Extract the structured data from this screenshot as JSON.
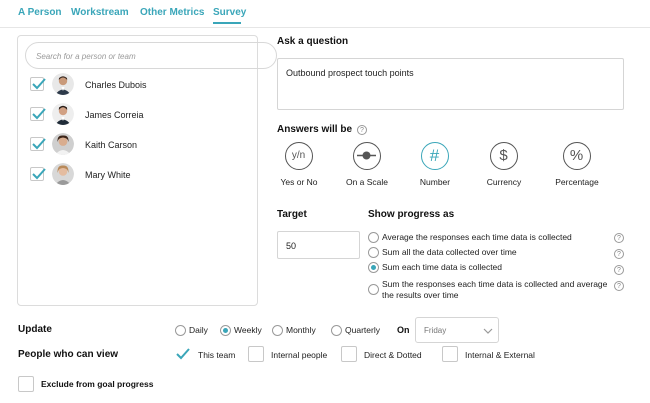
{
  "tabs": [
    {
      "label": "A Person"
    },
    {
      "label": "Workstream"
    },
    {
      "label": "Other Metrics"
    },
    {
      "label": "Survey"
    }
  ],
  "search": {
    "placeholder": "Search for a person or team"
  },
  "people": [
    {
      "name": "Charles Dubois",
      "checked": true
    },
    {
      "name": "James Correia",
      "checked": true
    },
    {
      "name": "Kaith Carson",
      "checked": true
    },
    {
      "name": "Mary White",
      "checked": true
    }
  ],
  "question": {
    "label": "Ask a question",
    "value": "Outbound prospect touch points"
  },
  "answers": {
    "label": "Answers will be",
    "help": "?",
    "options": [
      {
        "label": "Yes or No",
        "icon": "yes-no-icon",
        "glyph": "y/n"
      },
      {
        "label": "On a Scale",
        "icon": "scale-icon"
      },
      {
        "label": "Number",
        "icon": "hash-icon",
        "glyph": "#",
        "selected": true
      },
      {
        "label": "Currency",
        "icon": "dollar-icon",
        "glyph": "$"
      },
      {
        "label": "Percentage",
        "icon": "percent-icon",
        "glyph": "%"
      }
    ]
  },
  "target": {
    "label": "Target",
    "value": "50"
  },
  "progress": {
    "label": "Show progress as",
    "options": [
      {
        "text": "Average the responses each time data is collected",
        "selected": false
      },
      {
        "text": "Sum all the data collected over time",
        "selected": false
      },
      {
        "text": "Sum each time data is collected",
        "selected": true
      },
      {
        "text": "Sum the responses each time data is collected and average the results over time",
        "selected": false
      }
    ]
  },
  "update": {
    "label": "Update",
    "options": [
      {
        "label": "Daily",
        "selected": false
      },
      {
        "label": "Weekly",
        "selected": true
      },
      {
        "label": "Monthly",
        "selected": false
      },
      {
        "label": "Quarterly",
        "selected": false
      }
    ],
    "on_label": "On",
    "day": "Friday"
  },
  "viewers": {
    "label": "People who can view",
    "options": [
      {
        "label": "This team",
        "checked": true
      },
      {
        "label": "Internal people",
        "checked": false
      },
      {
        "label": "Direct & Dotted",
        "checked": false
      },
      {
        "label": "Internal & External",
        "checked": false
      }
    ]
  },
  "exclude": {
    "label": "Exclude from goal progress",
    "checked": false
  },
  "colors": {
    "accent": "#3aa6b9",
    "border": "#d5d5d5",
    "text": "#222222"
  }
}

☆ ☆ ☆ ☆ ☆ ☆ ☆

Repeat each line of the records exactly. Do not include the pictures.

Extract the structured data from this screenshot as JSON.
{
  "tabs": [
    {
      "label": "A Person"
    },
    {
      "label": "Workstream"
    },
    {
      "label": "Other Metrics"
    },
    {
      "label": "Survey"
    }
  ],
  "search": {
    "placeholder": "Search for a person or team"
  },
  "people": [
    {
      "name": "Charles Dubois",
      "checked": true
    },
    {
      "name": "James Correia",
      "checked": true
    },
    {
      "name": "Kaith Carson",
      "checked": true
    },
    {
      "name": "Mary White",
      "checked": true
    }
  ],
  "question": {
    "label": "Ask a question",
    "value": "Outbound prospect touch points"
  },
  "answers": {
    "label": "Answers will be",
    "help": "?",
    "options": [
      {
        "label": "Yes or No",
        "icon": "yes-no-icon",
        "glyph": "y/n"
      },
      {
        "label": "On a Scale",
        "icon": "scale-icon"
      },
      {
        "label": "Number",
        "icon": "hash-icon",
        "glyph": "#",
        "selected": true
      },
      {
        "label": "Currency",
        "icon": "dollar-icon",
        "glyph": "$"
      },
      {
        "label": "Percentage",
        "icon": "percent-icon",
        "glyph": "%"
      }
    ]
  },
  "target": {
    "label": "Target",
    "value": "50"
  },
  "progress": {
    "label": "Show progress as",
    "options": [
      {
        "text": "Average the responses each time data is collected",
        "selected": false
      },
      {
        "text": "Sum all the data collected over time",
        "selected": false
      },
      {
        "text": "Sum each time data is collected",
        "selected": true
      },
      {
        "text": "Sum the responses each time data is collected and average the results over time",
        "selected": false
      }
    ]
  },
  "update": {
    "label": "Update",
    "options": [
      {
        "label": "Daily",
        "selected": false
      },
      {
        "label": "Weekly",
        "selected": true
      },
      {
        "label": "Monthly",
        "selected": false
      },
      {
        "label": "Quarterly",
        "selected": false
      }
    ],
    "on_label": "On",
    "day": "Friday"
  },
  "viewers": {
    "label": "People who can view",
    "options": [
      {
        "label": "This team",
        "checked": true
      },
      {
        "label": "Internal people",
        "checked": false
      },
      {
        "label": "Direct & Dotted",
        "checked": false
      },
      {
        "label": "Internal & External",
        "checked": false
      }
    ]
  },
  "exclude": {
    "label": "Exclude from goal progress",
    "checked": false
  },
  "colors": {
    "accent": "#3aa6b9",
    "border": "#d5d5d5",
    "text": "#222222"
  }
}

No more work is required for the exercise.